**TRY IT**
Reproduce what is written in the records below exactly, and leave out the images.

Web page and app entries:
* * *

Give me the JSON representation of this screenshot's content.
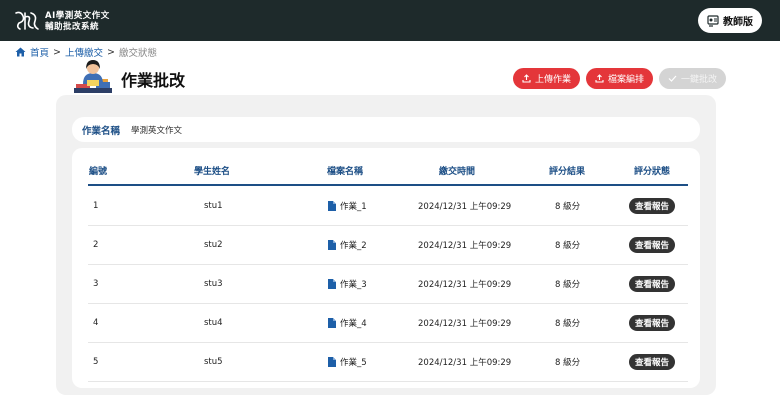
{
  "header": {
    "title_line1": "AI學測英文作文",
    "title_line2": "輔助批改系統",
    "teacher_label": "教師版"
  },
  "breadcrumb": {
    "home": "首頁",
    "sep1": ">",
    "upload": "上傳繳交",
    "sep2": ">",
    "current": "繳交狀態"
  },
  "page": {
    "title": "作業批改"
  },
  "actions": {
    "upload_label": "上傳作業",
    "arrange_label": "檔案編排",
    "grade_all_label": "一鍵批改"
  },
  "assignment": {
    "label": "作業名稱",
    "value": "學測英文作文"
  },
  "table": {
    "headers": {
      "id": "編號",
      "student": "學生姓名",
      "file": "檔案名稱",
      "time": "繳交時間",
      "score": "評分結果",
      "status": "評分狀態"
    },
    "rows": [
      {
        "id": "1",
        "student": "stu1",
        "file": "作業_1",
        "time": "2024/12/31 上午09:29",
        "score": "8 級分",
        "status": "查看報告"
      },
      {
        "id": "2",
        "student": "stu2",
        "file": "作業_2",
        "time": "2024/12/31 上午09:29",
        "score": "8 級分",
        "status": "查看報告"
      },
      {
        "id": "3",
        "student": "stu3",
        "file": "作業_3",
        "time": "2024/12/31 上午09:29",
        "score": "8 級分",
        "status": "查看報告"
      },
      {
        "id": "4",
        "student": "stu4",
        "file": "作業_4",
        "time": "2024/12/31 上午09:29",
        "score": "8 級分",
        "status": "查看報告"
      },
      {
        "id": "5",
        "student": "stu5",
        "file": "作業_5",
        "time": "2024/12/31 上午09:29",
        "score": "8 級分",
        "status": "查看報告"
      }
    ]
  },
  "colors": {
    "header_bg": "#1e2a2b",
    "accent_red": "#e4363a",
    "accent_blue": "#1d4f86",
    "panel_bg": "#f1f1f1"
  },
  "icons": [
    "logo-icon",
    "teacher-icon",
    "home-icon",
    "avatar-illustration",
    "upload-icon",
    "check-icon",
    "file-icon"
  ]
}
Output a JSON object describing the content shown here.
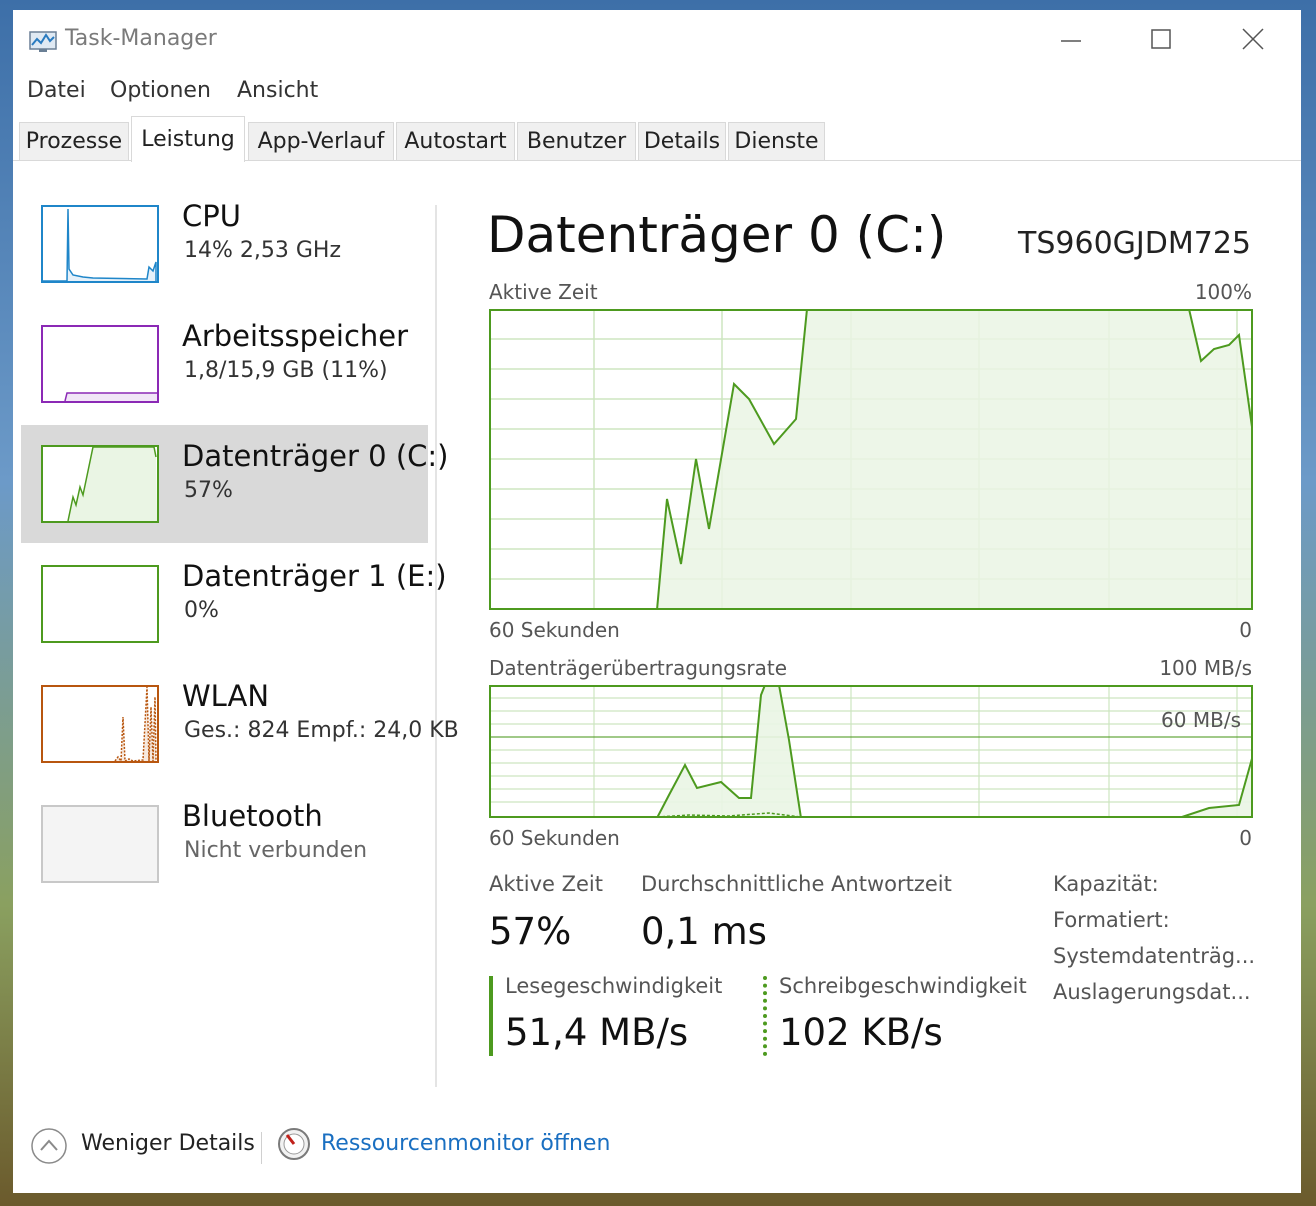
{
  "window": {
    "title": "Task-Manager"
  },
  "icons": {
    "app": "task-manager-icon",
    "minimize": "minimize-icon",
    "maximize": "maximize-icon",
    "close": "close-icon",
    "collapse": "chevron-up-circle-icon",
    "resmon": "resource-monitor-icon"
  },
  "menu": {
    "items": [
      "Datei",
      "Optionen",
      "Ansicht"
    ]
  },
  "tabs": [
    "Prozesse",
    "Leistung",
    "App-Verlauf",
    "Autostart",
    "Benutzer",
    "Details",
    "Dienste"
  ],
  "active_tab": "Leistung",
  "sidebar": {
    "items": [
      {
        "title": "CPU",
        "subtitle": "14%  2,53 GHz",
        "color": "#1f86c9"
      },
      {
        "title": "Arbeitsspeicher",
        "subtitle": "1,8/15,9 GB (11%)",
        "color": "#8b29b5"
      },
      {
        "title": "Datenträger 0 (C:)",
        "subtitle": "57%",
        "color": "#4d9a1f",
        "selected": true
      },
      {
        "title": "Datenträger 1 (E:)",
        "subtitle": "0%",
        "color": "#4d9a1f"
      },
      {
        "title": "WLAN",
        "subtitle": "Ges.: 824  Empf.: 24,0 KB",
        "color": "#b8560f"
      },
      {
        "title": "Bluetooth",
        "subtitle": "Nicht verbunden",
        "color": "#b0b0b0"
      }
    ]
  },
  "detail": {
    "title": "Datenträger 0 (C:)",
    "model": "TS960GJDM725",
    "graph1": {
      "label": "Aktive Zeit",
      "max_label": "100%",
      "x_left": "60 Sekunden",
      "x_right": "0"
    },
    "graph2": {
      "label": "Datenträgerübertragungsrate",
      "max_label": "100 MB/s",
      "ref_label": "60 MB/s",
      "x_left": "60 Sekunden",
      "x_right": "0"
    },
    "stats": {
      "active_time": {
        "label": "Aktive Zeit",
        "value": "57%"
      },
      "response": {
        "label": "Durchschnittliche Antwortzeit",
        "value": "0,1 ms"
      },
      "read": {
        "label": "Lesegeschwindigkeit",
        "value": "51,4 MB/s"
      },
      "write": {
        "label": "Schreibgeschwindigkeit",
        "value": "102 KB/s"
      }
    },
    "properties": [
      "Kapazität:",
      "Formatiert:",
      "Systemdatenträg...",
      "Auslagerungsdat..."
    ]
  },
  "footer": {
    "less_details": "Weniger Details",
    "resmon_link": "Ressourcenmonitor öffnen"
  },
  "colors": {
    "disk_line": "#4d9a1f",
    "disk_fill": "#eaf5e4",
    "disk_grid": "#cde5c0",
    "link": "#1a6fc1",
    "selected_bg": "#d9d9d9"
  }
}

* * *

**RESULT OF THIS TASK**
Give me the JSON representation of this screenshot's content.
{
  "header": {
    "title_line1": "AI學測英文作文",
    "title_line2": "輔助批改系統",
    "teacher_label": "教師版"
  },
  "breadcrumb": {
    "home": "首頁",
    "sep1": ">",
    "upload": "上傳繳交",
    "sep2": ">",
    "current": "繳交狀態"
  },
  "page": {
    "title": "作業批改"
  },
  "actions": {
    "upload_label": "上傳作業",
    "arrange_label": "檔案編排",
    "grade_all_label": "一鍵批改"
  },
  "assignment": {
    "label": "作業名稱",
    "value": "學測英文作文"
  },
  "table": {
    "headers": {
      "id": "編號",
      "student": "學生姓名",
      "file": "檔案名稱",
      "time": "繳交時間",
      "score": "評分結果",
      "status": "評分狀態"
    },
    "rows": [
      {
        "id": "1",
        "student": "stu1",
        "file": "作業_1",
        "time": "2024/12/31 上午09:29",
        "score": "8 級分",
        "status": "查看報告"
      },
      {
        "id": "2",
        "student": "stu2",
        "file": "作業_2",
        "time": "2024/12/31 上午09:29",
        "score": "8 級分",
        "status": "查看報告"
      },
      {
        "id": "3",
        "student": "stu3",
        "file": "作業_3",
        "time": "2024/12/31 上午09:29",
        "score": "8 級分",
        "status": "查看報告"
      },
      {
        "id": "4",
        "student": "stu4",
        "file": "作業_4",
        "time": "2024/12/31 上午09:29",
        "score": "8 級分",
        "status": "查看報告"
      },
      {
        "id": "5",
        "student": "stu5",
        "file": "作業_5",
        "time": "2024/12/31 上午09:29",
        "score": "8 級分",
        "status": "查看報告"
      }
    ]
  },
  "colors": {
    "header_bg": "#1e2a2b",
    "accent_red": "#e4363a",
    "accent_blue": "#1d4f86",
    "panel_bg": "#f1f1f1"
  },
  "icons": [
    "logo-icon",
    "teacher-icon",
    "home-icon",
    "avatar-illustration",
    "upload-icon",
    "check-icon",
    "file-icon"
  ]
}
Output a JSON object describing the content shown here.
{
  "window": {
    "title": "Task-Manager"
  },
  "icons": {
    "app": "task-manager-icon",
    "minimize": "minimize-icon",
    "maximize": "maximize-icon",
    "close": "close-icon",
    "collapse": "chevron-up-circle-icon",
    "resmon": "resource-monitor-icon"
  },
  "menu": {
    "items": [
      "Datei",
      "Optionen",
      "Ansicht"
    ]
  },
  "tabs": [
    "Prozesse",
    "Leistung",
    "App-Verlauf",
    "Autostart",
    "Benutzer",
    "Details",
    "Dienste"
  ],
  "active_tab": "Leistung",
  "sidebar": {
    "items": [
      {
        "title": "CPU",
        "subtitle": "14%  2,53 GHz",
        "color": "#1f86c9"
      },
      {
        "title": "Arbeitsspeicher",
        "subtitle": "1,8/15,9 GB (11%)",
        "color": "#8b29b5"
      },
      {
        "title": "Datenträger 0 (C:)",
        "subtitle": "57%",
        "color": "#4d9a1f",
        "selected": true
      },
      {
        "title": "Datenträger 1 (E:)",
        "subtitle": "0%",
        "color": "#4d9a1f"
      },
      {
        "title": "WLAN",
        "subtitle": "Ges.: 824  Empf.: 24,0 KB",
        "color": "#b8560f"
      },
      {
        "title": "Bluetooth",
        "subtitle": "Nicht verbunden",
        "color": "#b0b0b0"
      }
    ]
  },
  "detail": {
    "title": "Datenträger 0 (C:)",
    "model": "TS960GJDM725",
    "graph1": {
      "label": "Aktive Zeit",
      "max_label": "100%",
      "x_left": "60 Sekunden",
      "x_right": "0"
    },
    "graph2": {
      "label": "Datenträgerübertragungsrate",
      "max_label": "100 MB/s",
      "ref_label": "60 MB/s",
      "x_left": "60 Sekunden",
      "x_right": "0"
    },
    "stats": {
      "active_time": {
        "label": "Aktive Zeit",
        "value": "57%"
      },
      "response": {
        "label": "Durchschnittliche Antwortzeit",
        "value": "0,1 ms"
      },
      "read": {
        "label": "Lesegeschwindigkeit",
        "value": "51,4 MB/s"
      },
      "write": {
        "label": "Schreibgeschwindigkeit",
        "value": "102 KB/s"
      }
    },
    "properties": [
      "Kapazität:",
      "Formatiert:",
      "Systemdatenträg...",
      "Auslagerungsdat..."
    ]
  },
  "footer": {
    "less_details": "Weniger Details",
    "resmon_link": "Ressourcenmonitor öffnen"
  },
  "colors": {
    "disk_line": "#4d9a1f",
    "disk_fill": "#eaf5e4",
    "disk_grid": "#cde5c0",
    "link": "#1a6fc1",
    "selected_bg": "#d9d9d9"
  }
}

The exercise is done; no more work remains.